* **Entries shown**

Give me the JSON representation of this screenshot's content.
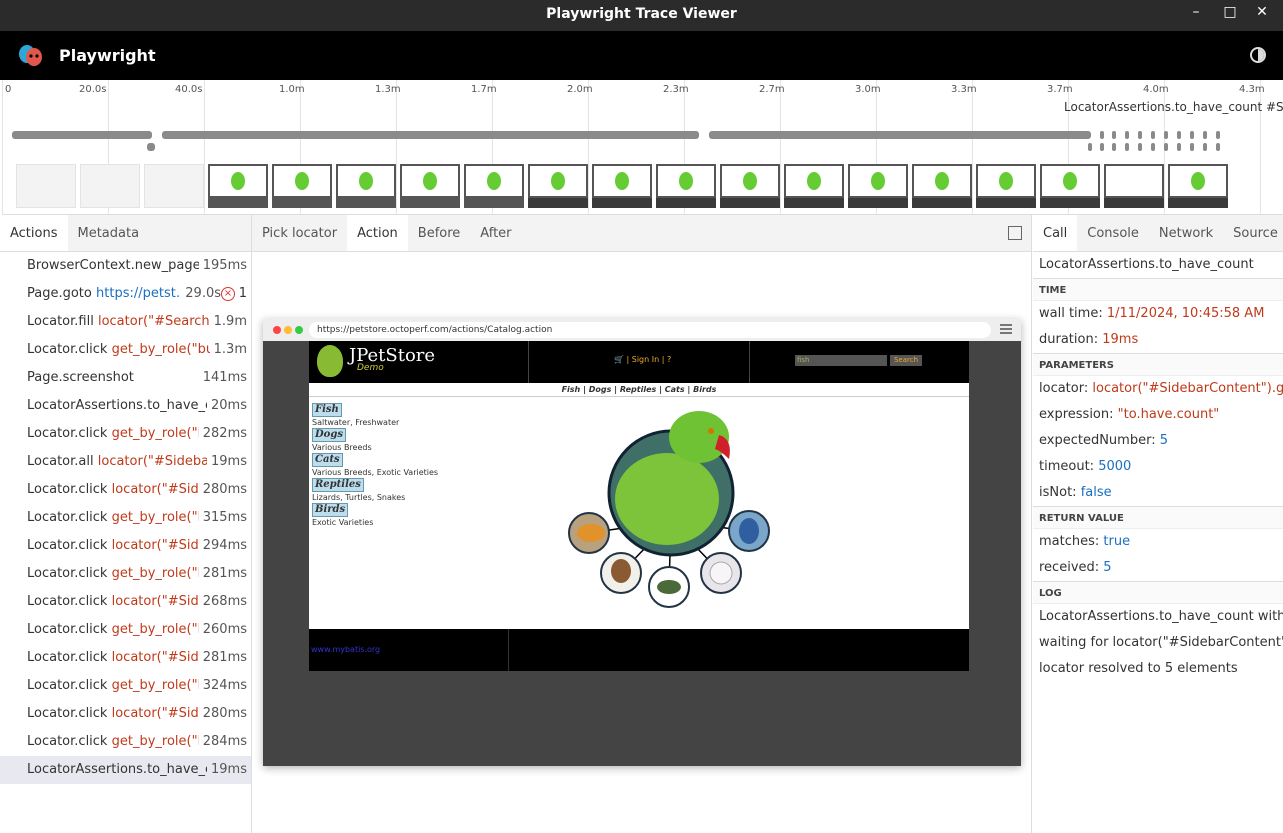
{
  "window": {
    "title": "Playwright Trace Viewer",
    "controls": [
      "minimize",
      "maximize",
      "close"
    ]
  },
  "header": {
    "app_name": "Playwright",
    "logo_icon": "playwright-masks-icon",
    "theme_toggle_icon": "theme-toggle-icon"
  },
  "timeline": {
    "ticks": [
      "0",
      "20.0s",
      "40.0s",
      "1.0m",
      "1.3m",
      "1.7m",
      "2.0m",
      "2.3m",
      "2.7m",
      "3.0m",
      "3.3m",
      "3.7m",
      "4.0m",
      "4.3m"
    ],
    "hover_label": "LocatorAssertions.to_have_count #Si"
  },
  "left_panel": {
    "tabs": [
      "Actions",
      "Metadata"
    ],
    "active_tab": "Actions",
    "actions": [
      {
        "name": "BrowserContext.new_page",
        "arg": "",
        "arg_type": "",
        "duration": "195ms"
      },
      {
        "name": "Page.goto",
        "arg": "https://petst…",
        "arg_type": "url",
        "duration": "29.0s",
        "error_count": "1"
      },
      {
        "name": "Locator.fill",
        "arg": "locator(\"#Search…",
        "arg_type": "loc",
        "duration": "1.9m"
      },
      {
        "name": "Locator.click",
        "arg": "get_by_role(\"bu…",
        "arg_type": "loc",
        "duration": "1.3m"
      },
      {
        "name": "Page.screenshot",
        "arg": "",
        "arg_type": "",
        "duration": "141ms"
      },
      {
        "name": "LocatorAssertions.to_have_c…",
        "arg": "",
        "arg_type": "",
        "duration": "20ms"
      },
      {
        "name": "Locator.click",
        "arg": "get_by_role(\"l…",
        "arg_type": "loc",
        "duration": "282ms"
      },
      {
        "name": "Locator.all",
        "arg": "locator(\"#Sidebar…",
        "arg_type": "loc",
        "duration": "19ms"
      },
      {
        "name": "Locator.click",
        "arg": "locator(\"#Side…",
        "arg_type": "loc",
        "duration": "280ms"
      },
      {
        "name": "Locator.click",
        "arg": "get_by_role(\"l…",
        "arg_type": "loc",
        "duration": "315ms"
      },
      {
        "name": "Locator.click",
        "arg": "locator(\"#Side…",
        "arg_type": "loc",
        "duration": "294ms"
      },
      {
        "name": "Locator.click",
        "arg": "get_by_role(\"l…",
        "arg_type": "loc",
        "duration": "281ms"
      },
      {
        "name": "Locator.click",
        "arg": "locator(\"#Side…",
        "arg_type": "loc",
        "duration": "268ms"
      },
      {
        "name": "Locator.click",
        "arg": "get_by_role(\"l…",
        "arg_type": "loc",
        "duration": "260ms"
      },
      {
        "name": "Locator.click",
        "arg": "locator(\"#Side…",
        "arg_type": "loc",
        "duration": "281ms"
      },
      {
        "name": "Locator.click",
        "arg": "get_by_role(\"l…",
        "arg_type": "loc",
        "duration": "324ms"
      },
      {
        "name": "Locator.click",
        "arg": "locator(\"#Side…",
        "arg_type": "loc",
        "duration": "280ms"
      },
      {
        "name": "Locator.click",
        "arg": "get_by_role(\"l…",
        "arg_type": "loc",
        "duration": "284ms"
      },
      {
        "name": "LocatorAssertions.to_have_c…",
        "arg": "",
        "arg_type": "",
        "duration": "19ms",
        "selected": true
      }
    ]
  },
  "center_panel": {
    "tabs": [
      "Pick locator",
      "Action",
      "Before",
      "After"
    ],
    "active_tab": "Action",
    "popout_icon": "open-in-new-window-icon",
    "snapshot": {
      "url": "https://petstore.octoperf.com/actions/Catalog.action",
      "site": {
        "logo": "JPetStore",
        "logo_sub": "Demo",
        "sign_in": "Sign In",
        "help": "?",
        "search_value": "fish",
        "search_button": "Search",
        "top_menu": [
          "Fish",
          "Dogs",
          "Reptiles",
          "Cats",
          "Birds"
        ],
        "categories": [
          {
            "name": "Fish",
            "desc": "Saltwater, Freshwater"
          },
          {
            "name": "Dogs",
            "desc": "Various Breeds"
          },
          {
            "name": "Cats",
            "desc": "Various Breeds, Exotic Varieties"
          },
          {
            "name": "Reptiles",
            "desc": "Lizards, Turtles, Snakes"
          },
          {
            "name": "Birds",
            "desc": "Exotic Varieties"
          }
        ],
        "footer_link": "www.mybatis.org"
      }
    }
  },
  "right_panel": {
    "tabs": [
      "Call",
      "Console",
      "Network",
      "Source"
    ],
    "active_tab": "Call",
    "call_title": "LocatorAssertions.to_have_count",
    "time": {
      "label": "TIME",
      "wall_time_key": "wall time:",
      "wall_time": "1/11/2024, 10:45:58 AM",
      "duration_key": "duration:",
      "duration": "19ms"
    },
    "parameters": {
      "label": "PARAMETERS",
      "items": [
        {
          "key": "locator:",
          "value": "locator(\"#SidebarContent\").g…",
          "color": "red"
        },
        {
          "key": "expression:",
          "value": "\"to.have.count\"",
          "color": "red"
        },
        {
          "key": "expectedNumber:",
          "value": "5",
          "color": "blue"
        },
        {
          "key": "timeout:",
          "value": "5000",
          "color": "blue"
        },
        {
          "key": "isNot:",
          "value": "false",
          "color": "blue"
        }
      ]
    },
    "return_value": {
      "label": "RETURN VALUE",
      "items": [
        {
          "key": "matches:",
          "value": "true",
          "color": "blue"
        },
        {
          "key": "received:",
          "value": "5",
          "color": "blue"
        }
      ]
    },
    "log": {
      "label": "LOG",
      "lines": [
        "LocatorAssertions.to_have_count with tim",
        "waiting for locator(\"#SidebarContent\").ge",
        "locator resolved to 5 elements"
      ]
    }
  },
  "colors": {
    "accent_red": "#c03a1a",
    "accent_blue": "#1a6fc0",
    "header_bg": "#000000",
    "titlebar_bg": "#2b2b2b"
  }
}
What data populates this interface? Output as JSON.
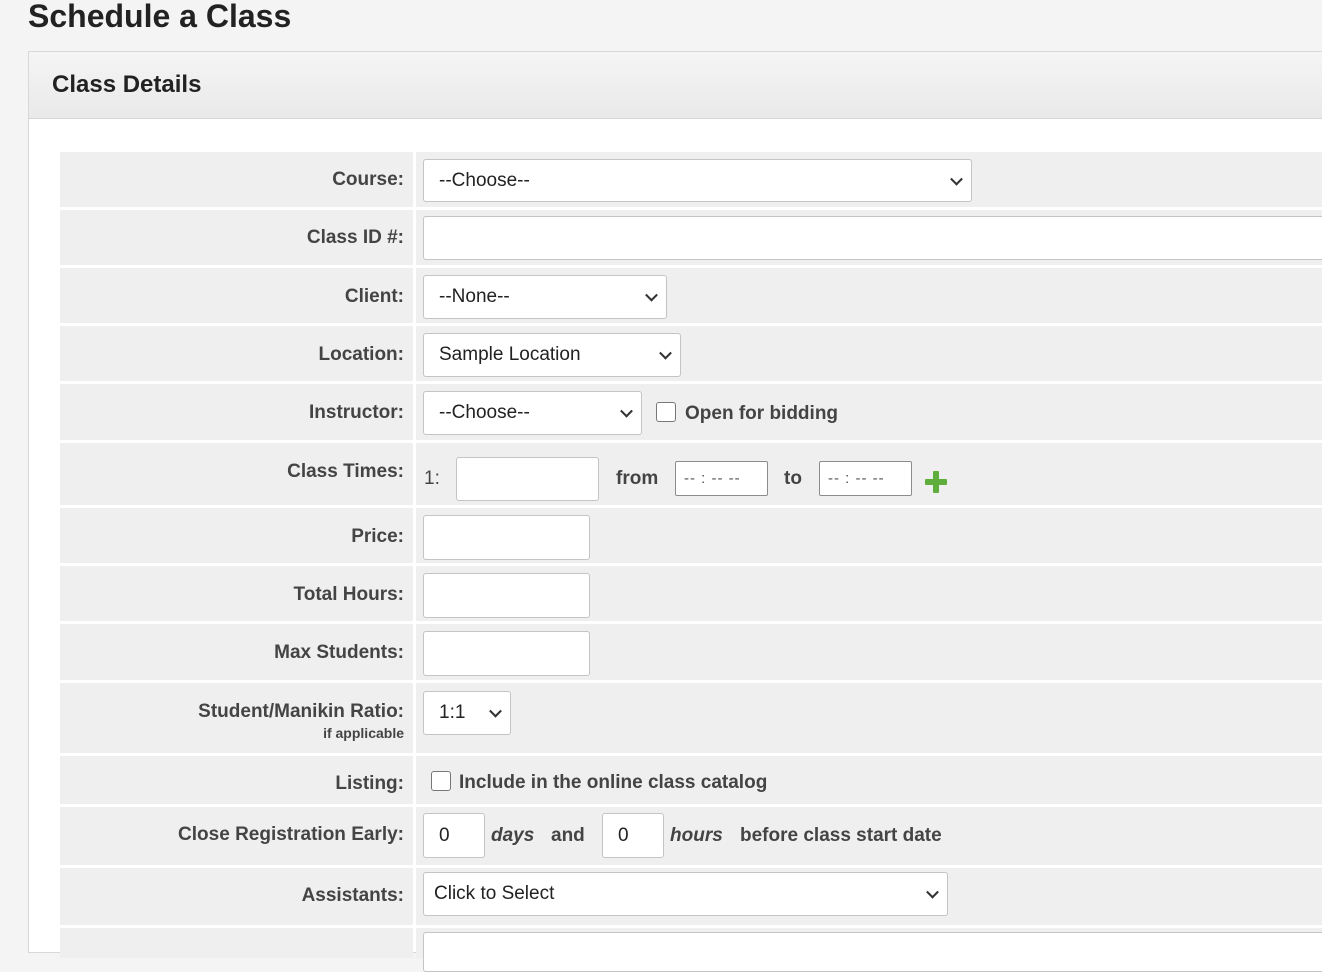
{
  "page": {
    "title": "Schedule a Class"
  },
  "panel": {
    "title": "Class Details"
  },
  "fields": {
    "course": {
      "label": "Course:",
      "value": "--Choose--"
    },
    "class_id": {
      "label": "Class ID #:",
      "value": ""
    },
    "client": {
      "label": "Client:",
      "value": "--None--"
    },
    "location": {
      "label": "Location:",
      "value": "Sample Location"
    },
    "instructor": {
      "label": "Instructor:",
      "value": "--Choose--",
      "bidding_label": "Open for bidding"
    },
    "class_times": {
      "label": "Class Times:",
      "index": "1:",
      "from_label": "from",
      "to_label": "to",
      "from_value": "-- : --  --",
      "to_value": "-- : --  --"
    },
    "price": {
      "label": "Price:",
      "value": ""
    },
    "total_hours": {
      "label": "Total Hours:",
      "value": ""
    },
    "max_students": {
      "label": "Max Students:",
      "value": ""
    },
    "ratio": {
      "label": "Student/Manikin Ratio:",
      "sublabel": "if applicable",
      "value": "1:1"
    },
    "listing": {
      "label": "Listing:",
      "checkbox_label": "Include in the online class catalog"
    },
    "close_registration": {
      "label": "Close Registration Early:",
      "days_value": "0",
      "days_label": "days",
      "and_label": "and",
      "hours_value": "0",
      "hours_label": "hours",
      "suffix": "before class start date"
    },
    "assistants": {
      "label": "Assistants:",
      "value": "Click to Select"
    }
  },
  "icons": {
    "add_time": "plus-icon"
  },
  "colors": {
    "plus_green": "#5fad3c"
  }
}
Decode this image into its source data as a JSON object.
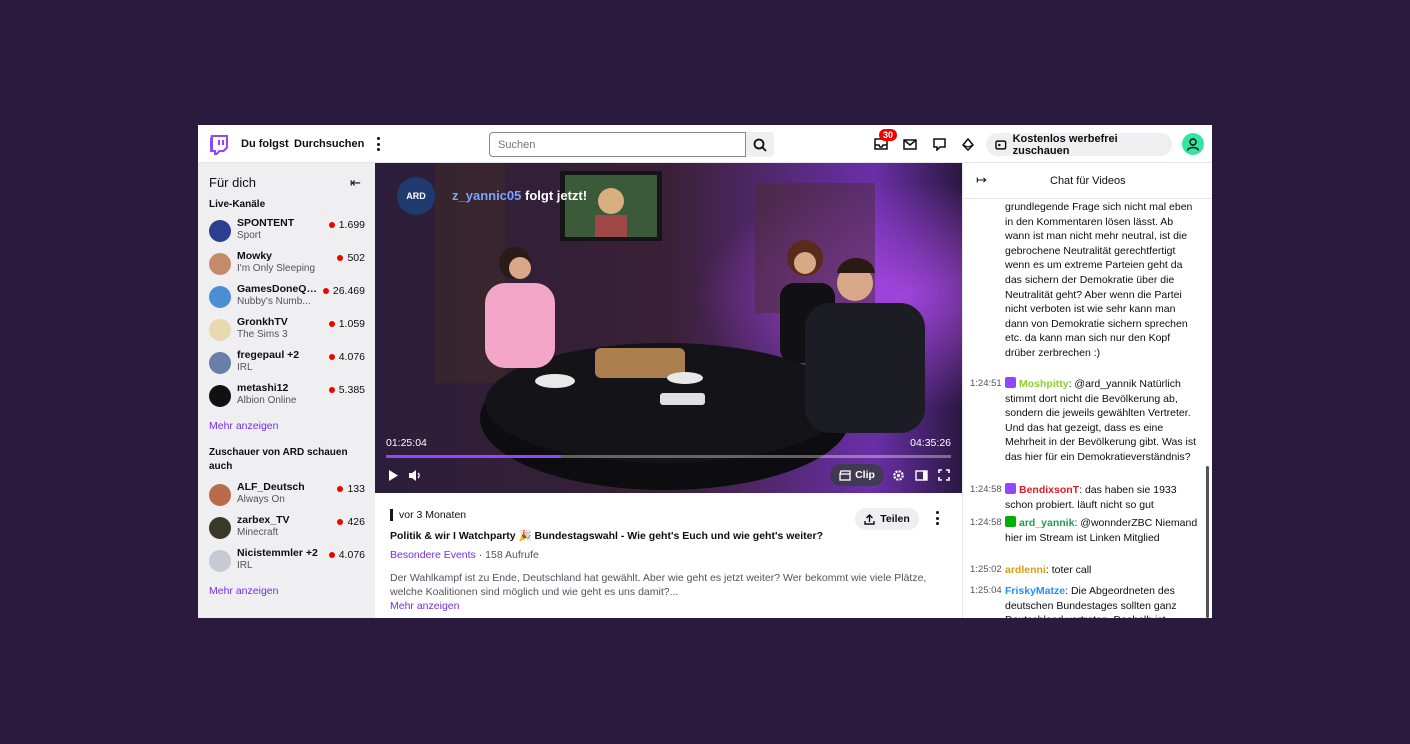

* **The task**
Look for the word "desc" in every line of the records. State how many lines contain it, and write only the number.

* **Task result**
5